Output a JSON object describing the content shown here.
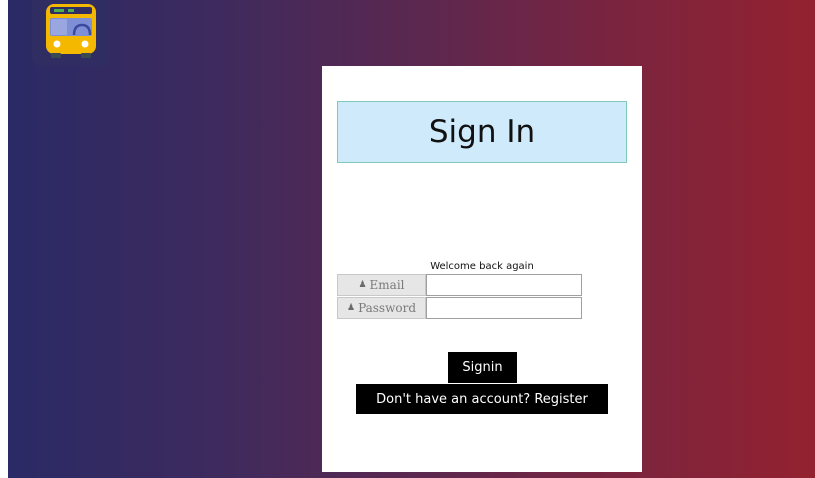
{
  "logo": {
    "icon": "bus-icon"
  },
  "signin_card": {
    "title": "Sign In",
    "welcome": "Welcome back again",
    "email_label": "Email",
    "email_value": "",
    "password_label": "Password",
    "password_value": "",
    "signin_button": "Signin",
    "register_button": "Don't have an account? Register",
    "field_icon": "user-icon"
  },
  "colors": {
    "gradient_start": "#2a2a66",
    "gradient_end": "#93222f",
    "title_bg": "#cfeafa",
    "button_bg": "#000000"
  }
}
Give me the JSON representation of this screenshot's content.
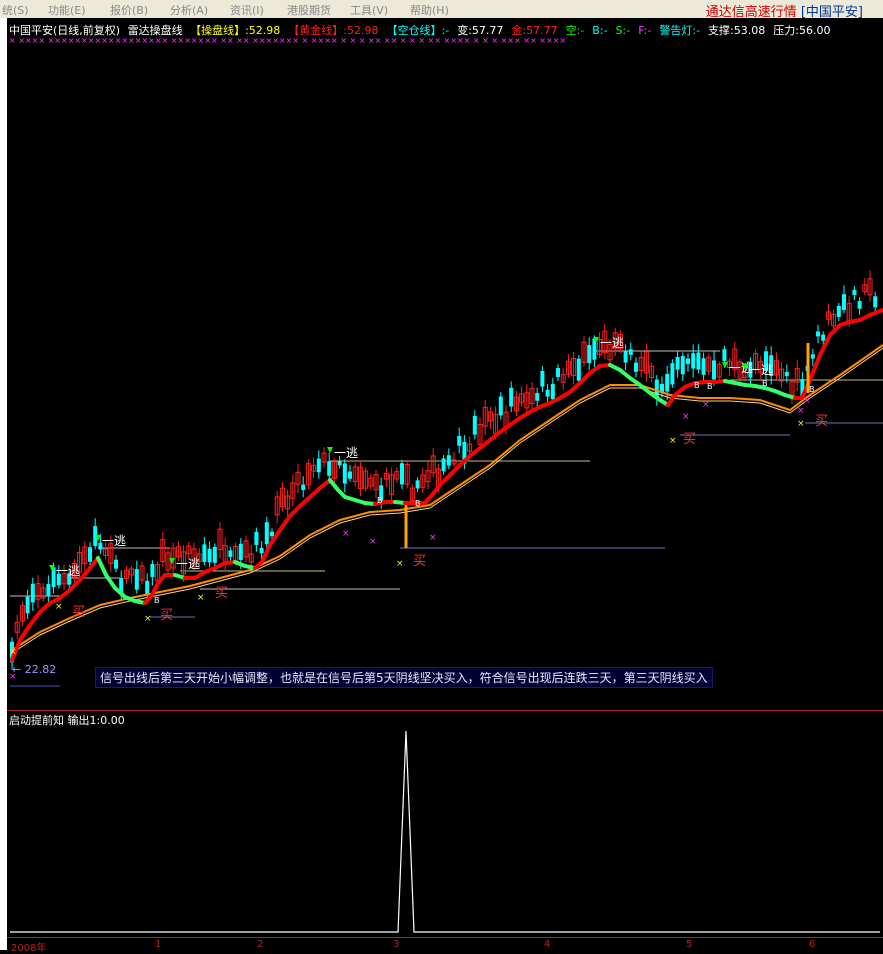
{
  "menu": {
    "items": [
      "统(S)",
      "功能(E)",
      "报价(B)",
      "分析(A)",
      "资讯(I)",
      "港股期货",
      "工具(V)",
      "帮助(H)"
    ]
  },
  "app": {
    "title": "通达信高速行情",
    "code": "[中国平安]"
  },
  "header": {
    "stock": "中国平安(日线,前复权)",
    "indicator": "雷达操盘线",
    "items": [
      {
        "label": "【操盘线】",
        "value": ":52.98",
        "label_color": "#ffff00",
        "value_color": "#ffff00"
      },
      {
        "label": "【黄金线】",
        "value": ":52.98",
        "label_color": "#ff2020",
        "value_color": "#ff2020"
      },
      {
        "label": "【空仓线】",
        "value": ":-",
        "label_color": "#00ffff",
        "value_color": "#00ffff"
      },
      {
        "label": "变",
        "value": ":57.77",
        "label_color": "#ffffff",
        "value_color": "#ffffff"
      },
      {
        "label": "金",
        "value": ":57.77",
        "label_color": "#ff2020",
        "value_color": "#ff2020"
      },
      {
        "label": "空",
        "value": ":-",
        "label_color": "#00ff00",
        "value_color": "#00ff00"
      },
      {
        "label": "B",
        "value": ":-",
        "label_color": "#00ffff",
        "value_color": "#00ffff"
      },
      {
        "label": "S",
        "value": ":-",
        "label_color": "#00ff00",
        "value_color": "#00ff00"
      },
      {
        "label": "F",
        "value": ":-",
        "label_color": "#ff33ff",
        "value_color": "#ff33ff"
      },
      {
        "label": "警告灯",
        "value": ":-",
        "label_color": "#00ffff",
        "value_color": "#00ffff"
      },
      {
        "label": "支撑",
        "value": ":53.08",
        "label_color": "#ffffff",
        "value_color": "#ffffff"
      },
      {
        "label": "压力",
        "value": ":56.00",
        "label_color": "#ffffff",
        "value_color": "#ffffff"
      }
    ],
    "x_markers": "×  ××××   ×××××××××××××××××× ××××××× ××  ××      ×××××××   ×  ××××   × × × ×× ××  × ×  × ×× ××××  × × × ××× ×× ××××"
  },
  "chart_data": {
    "type": "candlestick",
    "title": "",
    "price_low_label": "22.82",
    "annotation": "信号出线后第三天开始小幅调整，也就是在信号后第5天阴线坚决买入，符合信号出现后连跌三天，第三天阴线买入",
    "escape_label": "一逃",
    "buy_label": "买",
    "b_marker": "B",
    "signal_panel": {
      "label": "启动提前知  输出1:0.00",
      "spike_at_month": 3,
      "spike_value": 1
    },
    "x_tick_labels": [
      "2008年",
      "1",
      "2",
      "3",
      "4",
      "5",
      "6"
    ],
    "colors": {
      "up": "#ff2020",
      "down": "#00ffff",
      "rising_line": "#ff0000",
      "falling_line": "#33ff66",
      "support_line": "#ff8c00"
    }
  }
}
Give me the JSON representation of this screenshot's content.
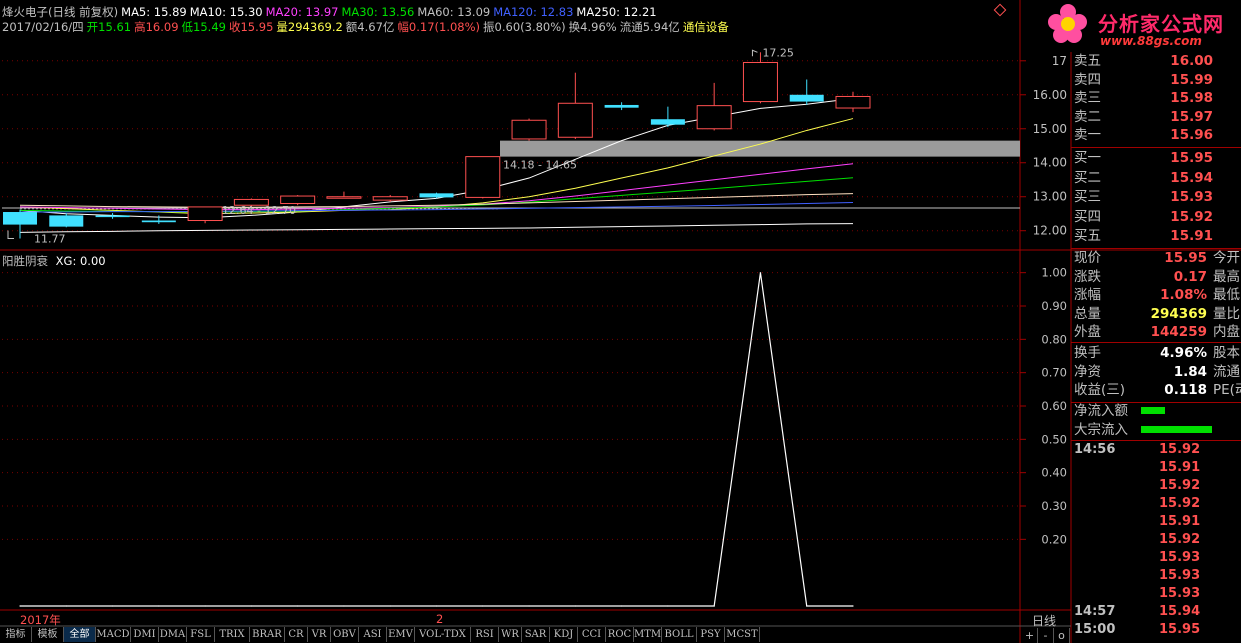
{
  "header": {
    "line1": [
      {
        "text": "烽火电子(日线 前复权)",
        "color": "#c0c0c0"
      },
      {
        "text": "MA5: 15.89",
        "color": "#ffffff"
      },
      {
        "text": "MA10: 15.30",
        "color": "#ffffff"
      },
      {
        "text": "MA20: 13.97",
        "color": "#ff40ff"
      },
      {
        "text": "MA30: 13.56",
        "color": "#00e000"
      },
      {
        "text": "MA60: 13.09",
        "color": "#c0c0c0"
      },
      {
        "text": "MA120: 12.83",
        "color": "#4060ff"
      },
      {
        "text": "MA250: 12.21",
        "color": "#ffffff"
      }
    ],
    "line2": [
      {
        "text": "2017/02/16/四",
        "color": "#c0c0c0"
      },
      {
        "text": "开15.61",
        "color": "#00e000"
      },
      {
        "text": "高16.09",
        "color": "#ff5050"
      },
      {
        "text": "低15.49",
        "color": "#00e000"
      },
      {
        "text": "收15.95",
        "color": "#ff5050"
      },
      {
        "text": "量294369.2",
        "color": "#ffff50"
      },
      {
        "text": "额4.67亿",
        "color": "#c0c0c0"
      },
      {
        "text": "幅0.17(1.08%)",
        "color": "#ff5050"
      },
      {
        "text": "振0.60(3.80%)",
        "color": "#c0c0c0"
      },
      {
        "text": "换4.96%",
        "color": "#c0c0c0"
      },
      {
        "text": "流通5.94亿",
        "color": "#c0c0c0"
      },
      {
        "text": "通信设备",
        "color": "#ffff50"
      }
    ]
  },
  "logo": {
    "title": "分析家公式网",
    "url": "www.88gs.com"
  },
  "price_chart": {
    "ylim": [
      11.55,
      17.7
    ],
    "y_ticks": [
      "17",
      "16.00",
      "15.00",
      "14.00",
      "13.00",
      "12.00"
    ],
    "y_tick_values": [
      17,
      16,
      15,
      14,
      13,
      12
    ],
    "annotations": {
      "high": "17.25",
      "low": "11.77",
      "zone1": "14.18 - 14.65",
      "zone2": "12.64 - 12.70"
    },
    "zone_upper": [
      14.18,
      14.65
    ],
    "zone_lower": [
      12.64,
      12.7
    ],
    "ref_line": 12.67,
    "candles": [
      {
        "o": 12.55,
        "h": 12.62,
        "l": 11.77,
        "c": 12.18
      },
      {
        "o": 12.45,
        "h": 12.52,
        "l": 12.1,
        "c": 12.12
      },
      {
        "o": 12.45,
        "h": 12.52,
        "l": 12.35,
        "c": 12.4
      },
      {
        "o": 12.3,
        "h": 12.45,
        "l": 12.2,
        "c": 12.25
      },
      {
        "o": 12.3,
        "h": 12.7,
        "l": 12.22,
        "c": 12.7
      },
      {
        "o": 12.75,
        "h": 12.95,
        "l": 12.7,
        "c": 12.92
      },
      {
        "o": 12.8,
        "h": 13.05,
        "l": 12.75,
        "c": 13.02
      },
      {
        "o": 13.0,
        "h": 13.15,
        "l": 12.95,
        "c": 13.0
      },
      {
        "o": 12.9,
        "h": 13.05,
        "l": 12.85,
        "c": 13.0
      },
      {
        "o": 13.1,
        "h": 13.12,
        "l": 12.95,
        "c": 12.98
      },
      {
        "o": 12.98,
        "h": 14.18,
        "l": 12.95,
        "c": 14.18
      },
      {
        "o": 14.7,
        "h": 15.3,
        "l": 14.65,
        "c": 15.25
      },
      {
        "o": 14.75,
        "h": 16.65,
        "l": 14.7,
        "c": 15.75
      },
      {
        "o": 15.7,
        "h": 15.78,
        "l": 15.55,
        "c": 15.62
      },
      {
        "o": 15.28,
        "h": 15.65,
        "l": 15.05,
        "c": 15.12
      },
      {
        "o": 15.0,
        "h": 16.35,
        "l": 14.95,
        "c": 15.68
      },
      {
        "o": 15.8,
        "h": 17.25,
        "l": 15.75,
        "c": 16.95
      },
      {
        "o": 16.0,
        "h": 16.45,
        "l": 15.7,
        "c": 15.8
      },
      {
        "o": 15.61,
        "h": 16.09,
        "l": 15.49,
        "c": 15.95
      }
    ],
    "ma": [
      {
        "name": "MA5",
        "color": "#ffffff",
        "values": [
          12.6,
          12.5,
          12.45,
          12.4,
          12.38,
          12.45,
          12.55,
          12.7,
          12.85,
          12.95,
          13.2,
          13.55,
          14.1,
          14.65,
          15.1,
          15.35,
          15.6,
          15.72,
          15.89
        ]
      },
      {
        "name": "MA10",
        "color": "#ffff50",
        "values": [
          12.7,
          12.65,
          12.6,
          12.55,
          12.5,
          12.52,
          12.55,
          12.6,
          12.62,
          12.7,
          12.82,
          13.0,
          13.25,
          13.55,
          13.85,
          14.2,
          14.55,
          14.95,
          15.3
        ]
      },
      {
        "name": "MA20",
        "color": "#ff40ff",
        "values": [
          12.7,
          12.68,
          12.66,
          12.64,
          12.62,
          12.62,
          12.64,
          12.66,
          12.68,
          12.72,
          12.78,
          12.88,
          13.02,
          13.18,
          13.34,
          13.5,
          13.66,
          13.82,
          13.97
        ]
      },
      {
        "name": "MA30",
        "color": "#00e000",
        "values": [
          12.6,
          12.58,
          12.57,
          12.56,
          12.55,
          12.56,
          12.58,
          12.62,
          12.66,
          12.7,
          12.76,
          12.84,
          12.94,
          13.04,
          13.14,
          13.24,
          13.35,
          13.45,
          13.56
        ]
      },
      {
        "name": "MA60",
        "color": "#ffe0c0",
        "values": [
          12.75,
          12.73,
          12.71,
          12.7,
          12.69,
          12.69,
          12.7,
          12.71,
          12.73,
          12.75,
          12.78,
          12.82,
          12.86,
          12.9,
          12.94,
          12.98,
          13.02,
          13.06,
          13.09
        ]
      },
      {
        "name": "MA120",
        "color": "#4060ff",
        "values": [
          12.55,
          12.55,
          12.56,
          12.56,
          12.57,
          12.58,
          12.59,
          12.6,
          12.61,
          12.62,
          12.64,
          12.66,
          12.68,
          12.7,
          12.72,
          12.74,
          12.77,
          12.8,
          12.83
        ]
      },
      {
        "name": "MA250",
        "color": "#ffffff",
        "values": [
          11.95,
          11.97,
          11.98,
          12.0,
          12.01,
          12.02,
          12.03,
          12.04,
          12.05,
          12.06,
          12.07,
          12.08,
          12.1,
          12.12,
          12.14,
          12.16,
          12.18,
          12.2,
          12.21
        ]
      }
    ]
  },
  "indicator": {
    "title": "阳胜阴衰",
    "xg_label": "XG: 0.00",
    "ylim": [
      0,
      1.05
    ],
    "y_ticks": [
      "1.00",
      "0.90",
      "0.80",
      "0.70",
      "0.60",
      "0.50",
      "0.40",
      "0.30",
      "0.20"
    ],
    "y_tick_values": [
      1.0,
      0.9,
      0.8,
      0.7,
      0.6,
      0.5,
      0.4,
      0.3,
      0.2
    ],
    "values": [
      0,
      0,
      0,
      0,
      0,
      0,
      0,
      0,
      0,
      0,
      0,
      0,
      0,
      0,
      0,
      0,
      1,
      0,
      0
    ]
  },
  "time_axis": {
    "year": "2017年",
    "month": "2",
    "period": "日线"
  },
  "tabs": [
    "指标",
    "模板",
    "全部",
    "MACD",
    "DMI",
    "DMA",
    "FSL",
    "TRIX",
    "BRAR",
    "CR",
    "VR",
    "OBV",
    "ASI",
    "EMV",
    "VOL-TDX",
    "RSI",
    "WR",
    "SAR",
    "KDJ",
    "CCI",
    "ROC",
    "MTM",
    "BOLL",
    "PSY",
    "MCST"
  ],
  "active_tab": "全部",
  "bottom_controls": [
    "+",
    "-",
    "o"
  ],
  "order_book": {
    "sell": [
      {
        "label": "卖五",
        "price": "16.00"
      },
      {
        "label": "卖四",
        "price": "15.99"
      },
      {
        "label": "卖三",
        "price": "15.98"
      },
      {
        "label": "卖二",
        "price": "15.97"
      },
      {
        "label": "卖一",
        "price": "15.96"
      }
    ],
    "buy": [
      {
        "label": "买一",
        "price": "15.95"
      },
      {
        "label": "买二",
        "price": "15.94"
      },
      {
        "label": "买三",
        "price": "15.93"
      },
      {
        "label": "买四",
        "price": "15.92"
      },
      {
        "label": "买五",
        "price": "15.91"
      }
    ]
  },
  "stats": [
    {
      "label": "现价",
      "value": "15.95",
      "color": "#ff5050",
      "ext": "今开"
    },
    {
      "label": "涨跌",
      "value": "0.17",
      "color": "#ff5050",
      "ext": "最高"
    },
    {
      "label": "涨幅",
      "value": "1.08%",
      "color": "#ff5050",
      "ext": "最低"
    },
    {
      "label": "总量",
      "value": "294369",
      "color": "#ffff50",
      "ext": "量比"
    },
    {
      "label": "外盘",
      "value": "144259",
      "color": "#ff5050",
      "ext": "内盘"
    }
  ],
  "stats2": [
    {
      "label": "换手",
      "value": "4.96%",
      "color": "#ffffff",
      "ext": "股本"
    },
    {
      "label": "净资",
      "value": "1.84",
      "color": "#ffffff",
      "ext": "流通"
    },
    {
      "label": "收益(三)",
      "value": "0.118",
      "color": "#ffffff",
      "ext": "PE(动)"
    }
  ],
  "flows": [
    {
      "label": "净流入额",
      "bar_fraction": 0.28,
      "color": "#00e000"
    },
    {
      "label": "大宗流入",
      "bar_fraction": 0.85,
      "color": "#00e000"
    }
  ],
  "ticks": [
    {
      "time": "14:56",
      "price": "15.92"
    },
    {
      "time": "",
      "price": "15.91"
    },
    {
      "time": "",
      "price": "15.92"
    },
    {
      "time": "",
      "price": "15.92"
    },
    {
      "time": "",
      "price": "15.91"
    },
    {
      "time": "",
      "price": "15.92"
    },
    {
      "time": "",
      "price": "15.93"
    },
    {
      "time": "",
      "price": "15.93"
    },
    {
      "time": "",
      "price": "15.93"
    },
    {
      "time": "14:57",
      "price": "15.94"
    },
    {
      "time": "15:00",
      "price": "15.95"
    }
  ],
  "colors": {
    "up": "#ff5050",
    "down": "#40e0ff",
    "border": "#a00000",
    "grid": "#7a0000"
  }
}
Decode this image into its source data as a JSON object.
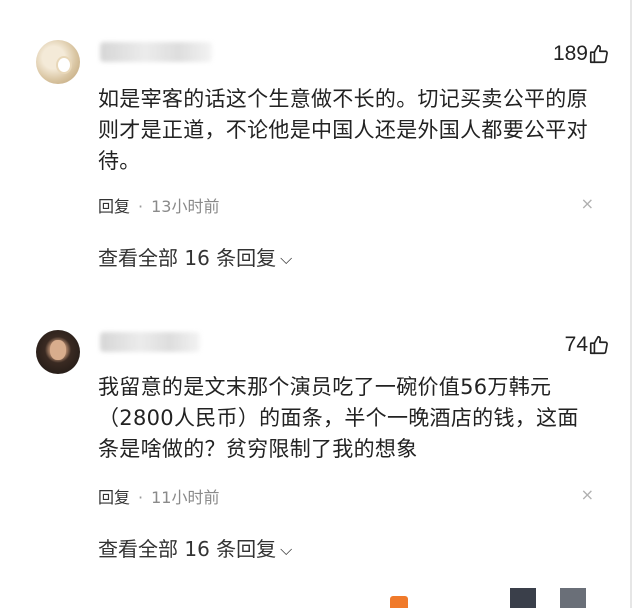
{
  "comments": [
    {
      "likes": "189",
      "text": "如是宰客的话这个生意做不长的。切记买卖公平的原则才是正道，不论他是中国人还是外国人都要公平对待。",
      "reply_label": "回复",
      "separator": "·",
      "time": "13小时前",
      "close": "×",
      "view_replies": "查看全部 16 条回复",
      "chevron": "⌵"
    },
    {
      "likes": "74",
      "text": "我留意的是文末那个演员吃了一碗价值56万韩元（2800人民币）的面条，半个一晚酒店的钱，这面条是啥做的？贫穷限制了我的想象",
      "reply_label": "回复",
      "separator": "·",
      "time": "11小时前",
      "close": "×",
      "view_replies": "查看全部 16 条回复",
      "chevron": "⌵"
    }
  ],
  "icons": {
    "like": "thumbs-up-icon",
    "close": "close-icon",
    "chevron": "chevron-down-icon"
  },
  "colors": {
    "text": "#222222",
    "muted": "#8a8a8a",
    "divider": "#e6e6e6"
  }
}
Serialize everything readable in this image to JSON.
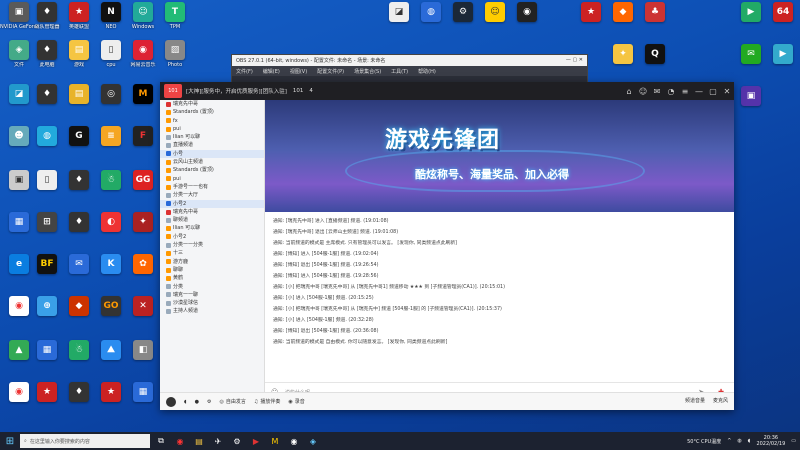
{
  "desktop_icons_left": [
    {
      "label": "NVIDIA GeForce",
      "color": "#555"
    },
    {
      "label": "战队管理器",
      "color": "#333"
    },
    {
      "label": "英雄联盟",
      "color": "#c22"
    },
    {
      "label": "NEO",
      "color": "#111"
    },
    {
      "label": "Windows",
      "color": "#3a7"
    },
    {
      "label": "TPM",
      "color": "#2b7"
    },
    {
      "label": "文件",
      "color": "#f5c542"
    },
    {
      "label": "此电脑",
      "color": "#4a8"
    },
    {
      "label": "游戏",
      "color": "#c33"
    },
    {
      "label": "cpu",
      "color": "#777"
    },
    {
      "label": "网易云音乐",
      "color": "#d23"
    },
    {
      "label": "Photo",
      "color": "#888"
    }
  ],
  "obs": {
    "title": "OBS 27.0.1 (64-bit, windows) - 配置文件: 未命名 - 场景: 未命名",
    "menu": [
      "文件(F)",
      "编辑(E)",
      "视图(V)",
      "配置文件(P)",
      "场景集合(S)",
      "工具(T)",
      "帮助(H)"
    ]
  },
  "app": {
    "topbar_text": "[大神][服务中，开启优质服务][团队入驻]",
    "topbar_id": "101",
    "topbar_count": "4",
    "banner_title": "游戏先锋团",
    "banner_sub": "酷炫称号、海量奖品、加入必得",
    "sidebar": [
      "瑞克先中哥",
      "Standards (置顶)",
      "fx",
      "pui",
      "Ilian 可以聊",
      "直播频道",
      "小号",
      "云风山主频道",
      "Standards (置顶)",
      "pui",
      "手游号一一也有",
      "分类一大厅",
      "小号2",
      "瑞克先中哥",
      "聊频道",
      "Ilian 可以聊",
      "小号2",
      "分类一一分类",
      "十三",
      "游方鹿",
      "聊聊",
      "黄鹤",
      "分类",
      "瑞克一一聊",
      "沙漠星球信",
      "主持人频道"
    ],
    "messages": [
      "通知: [瑞克先中哥] 进入 [直播频道] 频道. (19:01:08)",
      "通知: [瑞克先中哥] 退出 [云师山主频道] 频道. (19:01:08)",
      "通知: 当前频道的模式是 主席模式. 只有管理员可以发言。 [发现你, 同类频道点此刷新]",
      "通知: [博知] 进入 [504服-1服] 频道. (19:02:04)",
      "通知: [博知] 退出 [504服-1服] 频道. (19:26:54)",
      "通知: [博知] 进入 [504服-1服] 频道. (19:28:56)",
      "通知: [小] 把瑞克中哥 [瑞克先中哥] 从 [瑞克先中哥1] 频道移动 ★★★ 到 [子频道管理员(CA1)]. (20:15:01)",
      "通知: [小] 进入 [504服-1服] 频道. (20:15:25)",
      "通知: [小] 把瑞克中哥 [瑞克先中哥] 从 [瑞克先中] 频道 [504服-1服] 的 [子频道管理员(CA1)]. (20:15:37)",
      "通知: [小] 进入 [504服-1服] 频道. (20:32:28)",
      "通知: [博知] 退出 [504服-1服] 频道. (20:36:08)",
      "通知: 当前频道的模式是 自由模式. 你可以随意发言。 [发现你, 同类频道点此刷新]"
    ],
    "input_placeholder": "说些什么呢...",
    "tools": [
      "自由发言",
      "播放伴奏",
      "录音"
    ],
    "status_left": "频道音量",
    "status_right": "麦克风"
  },
  "taskbar": {
    "search_placeholder": "在这里输入你要搜索的内容",
    "weather": "50°C CPU温度",
    "time": "20:36",
    "date": "2022/02/19"
  }
}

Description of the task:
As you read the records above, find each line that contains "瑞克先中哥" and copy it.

Task answer:
      "瑞克先中哥",
      "瑞克先中哥",
      "通知: [瑞克先中哥] 进入 [直播频道] 频道. (19:01:08)",
      "通知: [瑞克先中哥] 退出 [云师山主频道] 频道. (19:01:08)",
      "通知: [小] 把瑞克中哥 [瑞克先中哥] 从 [瑞克先中哥1] 频道移动 ★★★ 到 [子频道管理员(CA1)]. (20:15:01)",
      "通知: [小] 把瑞克中哥 [瑞克先中哥] 从 [瑞克先中] 频道 [504服-1服] 的 [子频道管理员(CA1)]. (20:15:37)",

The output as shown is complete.